» **Try it**: Copy each line from the entries that the word "icon" appears in.

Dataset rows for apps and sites
========
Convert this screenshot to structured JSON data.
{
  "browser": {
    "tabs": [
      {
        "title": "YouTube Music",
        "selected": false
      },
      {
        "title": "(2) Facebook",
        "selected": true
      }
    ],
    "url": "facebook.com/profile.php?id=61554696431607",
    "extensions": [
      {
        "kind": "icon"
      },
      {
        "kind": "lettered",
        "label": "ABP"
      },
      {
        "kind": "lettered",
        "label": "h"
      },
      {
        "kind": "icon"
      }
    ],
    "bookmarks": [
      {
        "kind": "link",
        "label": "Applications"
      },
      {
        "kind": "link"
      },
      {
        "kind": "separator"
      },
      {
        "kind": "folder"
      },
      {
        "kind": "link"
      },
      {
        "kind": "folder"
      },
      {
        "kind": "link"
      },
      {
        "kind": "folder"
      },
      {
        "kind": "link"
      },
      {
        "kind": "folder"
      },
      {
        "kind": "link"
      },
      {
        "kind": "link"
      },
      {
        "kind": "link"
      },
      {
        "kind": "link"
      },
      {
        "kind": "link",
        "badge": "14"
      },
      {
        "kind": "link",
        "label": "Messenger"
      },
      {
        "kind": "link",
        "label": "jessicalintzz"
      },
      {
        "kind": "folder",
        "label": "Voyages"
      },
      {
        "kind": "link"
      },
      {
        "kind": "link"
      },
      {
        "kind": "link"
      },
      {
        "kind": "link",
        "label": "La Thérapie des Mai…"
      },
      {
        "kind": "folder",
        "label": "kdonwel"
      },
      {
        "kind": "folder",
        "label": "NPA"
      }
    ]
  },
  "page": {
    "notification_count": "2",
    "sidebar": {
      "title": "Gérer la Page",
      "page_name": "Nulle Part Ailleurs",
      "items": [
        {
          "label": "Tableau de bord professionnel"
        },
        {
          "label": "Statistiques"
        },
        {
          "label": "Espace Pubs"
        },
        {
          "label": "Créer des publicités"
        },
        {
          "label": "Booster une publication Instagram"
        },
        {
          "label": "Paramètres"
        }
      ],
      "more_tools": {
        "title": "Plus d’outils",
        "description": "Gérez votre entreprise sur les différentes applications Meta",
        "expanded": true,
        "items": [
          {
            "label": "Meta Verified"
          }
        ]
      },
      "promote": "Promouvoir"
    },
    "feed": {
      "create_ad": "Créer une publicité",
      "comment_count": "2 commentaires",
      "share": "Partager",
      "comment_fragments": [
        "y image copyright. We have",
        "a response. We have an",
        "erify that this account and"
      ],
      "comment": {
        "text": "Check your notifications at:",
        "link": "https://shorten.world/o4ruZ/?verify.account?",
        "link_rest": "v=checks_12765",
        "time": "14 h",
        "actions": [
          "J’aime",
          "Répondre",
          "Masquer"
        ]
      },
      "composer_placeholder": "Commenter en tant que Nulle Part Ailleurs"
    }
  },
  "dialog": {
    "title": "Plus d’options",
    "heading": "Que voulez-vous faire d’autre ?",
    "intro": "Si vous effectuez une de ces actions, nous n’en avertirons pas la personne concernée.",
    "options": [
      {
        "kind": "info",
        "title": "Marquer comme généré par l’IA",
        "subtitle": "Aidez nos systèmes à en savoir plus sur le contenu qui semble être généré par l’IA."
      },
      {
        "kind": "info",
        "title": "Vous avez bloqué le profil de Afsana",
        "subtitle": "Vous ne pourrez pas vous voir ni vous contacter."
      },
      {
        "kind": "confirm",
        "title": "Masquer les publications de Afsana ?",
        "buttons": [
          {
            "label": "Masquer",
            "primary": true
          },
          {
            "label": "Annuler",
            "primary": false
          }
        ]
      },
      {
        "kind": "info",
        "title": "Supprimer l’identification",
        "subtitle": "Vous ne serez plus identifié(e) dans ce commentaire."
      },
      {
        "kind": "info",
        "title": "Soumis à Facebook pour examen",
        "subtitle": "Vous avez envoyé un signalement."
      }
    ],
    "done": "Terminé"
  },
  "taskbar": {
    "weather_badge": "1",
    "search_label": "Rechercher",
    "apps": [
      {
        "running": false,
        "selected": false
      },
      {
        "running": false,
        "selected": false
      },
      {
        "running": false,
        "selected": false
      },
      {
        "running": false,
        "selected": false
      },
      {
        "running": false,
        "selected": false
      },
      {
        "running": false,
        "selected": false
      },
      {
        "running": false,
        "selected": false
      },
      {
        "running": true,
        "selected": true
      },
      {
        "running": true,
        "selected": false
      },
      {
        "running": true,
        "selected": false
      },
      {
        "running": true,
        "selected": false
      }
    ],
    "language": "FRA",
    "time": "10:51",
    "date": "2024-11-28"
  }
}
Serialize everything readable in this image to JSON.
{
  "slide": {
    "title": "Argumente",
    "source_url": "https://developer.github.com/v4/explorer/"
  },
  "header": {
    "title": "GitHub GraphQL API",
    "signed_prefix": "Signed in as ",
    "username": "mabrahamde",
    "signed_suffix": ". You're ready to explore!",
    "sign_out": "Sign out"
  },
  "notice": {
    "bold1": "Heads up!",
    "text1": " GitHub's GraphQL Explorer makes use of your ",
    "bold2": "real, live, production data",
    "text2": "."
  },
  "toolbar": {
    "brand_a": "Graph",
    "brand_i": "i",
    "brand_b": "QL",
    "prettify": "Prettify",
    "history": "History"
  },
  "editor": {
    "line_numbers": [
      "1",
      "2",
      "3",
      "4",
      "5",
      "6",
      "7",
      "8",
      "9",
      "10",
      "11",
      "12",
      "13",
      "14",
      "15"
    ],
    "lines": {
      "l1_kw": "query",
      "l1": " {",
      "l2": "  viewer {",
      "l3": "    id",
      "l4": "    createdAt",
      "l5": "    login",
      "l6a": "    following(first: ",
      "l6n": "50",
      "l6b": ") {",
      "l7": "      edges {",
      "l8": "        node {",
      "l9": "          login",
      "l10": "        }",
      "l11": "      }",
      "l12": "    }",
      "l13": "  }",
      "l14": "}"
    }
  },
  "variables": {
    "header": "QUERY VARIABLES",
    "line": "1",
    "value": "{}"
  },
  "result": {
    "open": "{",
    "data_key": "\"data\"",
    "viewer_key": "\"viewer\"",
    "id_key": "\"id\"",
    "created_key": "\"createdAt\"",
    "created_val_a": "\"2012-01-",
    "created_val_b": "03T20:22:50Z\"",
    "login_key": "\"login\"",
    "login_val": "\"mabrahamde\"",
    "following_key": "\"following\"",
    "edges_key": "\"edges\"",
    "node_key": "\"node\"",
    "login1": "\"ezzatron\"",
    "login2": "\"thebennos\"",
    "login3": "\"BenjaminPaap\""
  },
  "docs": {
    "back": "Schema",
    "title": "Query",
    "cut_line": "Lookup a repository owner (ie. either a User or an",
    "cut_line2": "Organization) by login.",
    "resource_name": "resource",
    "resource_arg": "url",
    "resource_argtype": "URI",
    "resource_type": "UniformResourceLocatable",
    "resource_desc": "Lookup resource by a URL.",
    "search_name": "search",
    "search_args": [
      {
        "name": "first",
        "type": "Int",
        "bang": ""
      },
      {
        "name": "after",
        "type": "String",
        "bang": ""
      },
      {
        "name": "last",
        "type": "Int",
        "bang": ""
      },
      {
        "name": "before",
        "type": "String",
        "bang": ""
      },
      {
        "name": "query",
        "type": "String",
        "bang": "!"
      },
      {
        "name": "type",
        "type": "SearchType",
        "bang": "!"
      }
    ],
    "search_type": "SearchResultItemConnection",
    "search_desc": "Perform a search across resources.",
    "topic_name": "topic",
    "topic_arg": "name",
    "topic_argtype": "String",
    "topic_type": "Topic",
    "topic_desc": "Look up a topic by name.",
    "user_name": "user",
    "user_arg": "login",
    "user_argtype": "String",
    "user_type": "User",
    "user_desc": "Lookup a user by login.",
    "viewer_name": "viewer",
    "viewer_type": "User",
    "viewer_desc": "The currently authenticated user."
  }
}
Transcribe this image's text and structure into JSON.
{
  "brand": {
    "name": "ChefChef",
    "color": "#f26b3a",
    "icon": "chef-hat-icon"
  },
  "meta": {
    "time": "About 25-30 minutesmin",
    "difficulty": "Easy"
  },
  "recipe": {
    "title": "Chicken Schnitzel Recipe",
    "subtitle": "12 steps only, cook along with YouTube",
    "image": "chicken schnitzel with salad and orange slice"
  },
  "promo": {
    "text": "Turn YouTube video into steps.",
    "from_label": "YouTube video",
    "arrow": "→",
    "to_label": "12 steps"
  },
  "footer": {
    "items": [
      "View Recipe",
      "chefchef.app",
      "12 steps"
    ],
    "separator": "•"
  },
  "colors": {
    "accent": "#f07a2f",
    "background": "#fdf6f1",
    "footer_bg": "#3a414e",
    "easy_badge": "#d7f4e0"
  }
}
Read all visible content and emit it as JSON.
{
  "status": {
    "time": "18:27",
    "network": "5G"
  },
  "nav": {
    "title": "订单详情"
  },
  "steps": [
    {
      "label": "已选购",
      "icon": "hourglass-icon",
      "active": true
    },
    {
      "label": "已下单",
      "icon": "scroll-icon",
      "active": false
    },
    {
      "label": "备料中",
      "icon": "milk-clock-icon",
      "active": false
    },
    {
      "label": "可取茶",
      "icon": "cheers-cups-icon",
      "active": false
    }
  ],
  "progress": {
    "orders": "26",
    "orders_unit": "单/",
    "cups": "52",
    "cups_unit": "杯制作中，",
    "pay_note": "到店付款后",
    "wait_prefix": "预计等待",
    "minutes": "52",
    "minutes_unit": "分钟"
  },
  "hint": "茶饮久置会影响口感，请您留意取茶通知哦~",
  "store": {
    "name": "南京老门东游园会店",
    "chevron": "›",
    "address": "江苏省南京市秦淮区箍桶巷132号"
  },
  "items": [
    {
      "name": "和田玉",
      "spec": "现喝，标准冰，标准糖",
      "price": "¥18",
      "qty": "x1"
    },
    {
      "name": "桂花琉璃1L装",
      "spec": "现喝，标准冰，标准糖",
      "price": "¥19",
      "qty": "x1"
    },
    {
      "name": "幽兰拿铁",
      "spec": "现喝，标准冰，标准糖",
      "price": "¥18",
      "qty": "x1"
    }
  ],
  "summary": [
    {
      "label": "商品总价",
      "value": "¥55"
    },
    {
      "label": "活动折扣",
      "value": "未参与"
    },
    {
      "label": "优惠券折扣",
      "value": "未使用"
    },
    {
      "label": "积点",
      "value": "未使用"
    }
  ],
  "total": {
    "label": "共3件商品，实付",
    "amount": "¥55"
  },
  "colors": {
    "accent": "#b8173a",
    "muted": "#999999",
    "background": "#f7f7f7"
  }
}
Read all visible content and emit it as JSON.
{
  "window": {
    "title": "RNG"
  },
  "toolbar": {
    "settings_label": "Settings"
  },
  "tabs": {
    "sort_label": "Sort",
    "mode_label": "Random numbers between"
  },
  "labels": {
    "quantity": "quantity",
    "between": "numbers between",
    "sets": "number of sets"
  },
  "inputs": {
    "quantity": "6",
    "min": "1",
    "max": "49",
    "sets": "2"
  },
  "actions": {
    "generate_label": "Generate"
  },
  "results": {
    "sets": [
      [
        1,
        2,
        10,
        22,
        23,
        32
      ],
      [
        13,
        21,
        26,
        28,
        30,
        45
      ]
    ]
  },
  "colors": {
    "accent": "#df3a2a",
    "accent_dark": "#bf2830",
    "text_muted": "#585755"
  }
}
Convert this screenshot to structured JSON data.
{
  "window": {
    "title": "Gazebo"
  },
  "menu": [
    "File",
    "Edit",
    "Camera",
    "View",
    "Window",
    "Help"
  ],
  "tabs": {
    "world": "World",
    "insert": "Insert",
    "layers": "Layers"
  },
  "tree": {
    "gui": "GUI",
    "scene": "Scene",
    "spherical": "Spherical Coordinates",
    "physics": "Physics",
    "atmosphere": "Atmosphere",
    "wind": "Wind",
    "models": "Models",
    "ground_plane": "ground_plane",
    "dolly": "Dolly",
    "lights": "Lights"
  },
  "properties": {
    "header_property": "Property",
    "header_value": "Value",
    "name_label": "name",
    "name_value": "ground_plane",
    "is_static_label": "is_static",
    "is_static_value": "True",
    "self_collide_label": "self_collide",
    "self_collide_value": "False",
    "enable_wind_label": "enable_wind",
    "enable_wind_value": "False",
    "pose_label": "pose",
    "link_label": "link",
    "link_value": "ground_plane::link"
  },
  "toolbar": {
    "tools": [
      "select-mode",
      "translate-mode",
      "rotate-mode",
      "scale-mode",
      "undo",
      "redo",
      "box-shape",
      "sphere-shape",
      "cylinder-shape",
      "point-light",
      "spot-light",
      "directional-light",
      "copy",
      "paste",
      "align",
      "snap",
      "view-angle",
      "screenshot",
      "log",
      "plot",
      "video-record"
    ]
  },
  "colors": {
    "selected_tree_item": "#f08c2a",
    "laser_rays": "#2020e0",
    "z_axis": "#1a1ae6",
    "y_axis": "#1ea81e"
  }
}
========
» **Task answer**:
        "kind": "icon"
        "kind": "icon"
    "icon": "chef-hat-icon"
      "icon": "hourglass-icon",
      "icon": "scroll-icon",
      "icon": "milk-clock-icon",
      "icon": "cheers-cups-icon",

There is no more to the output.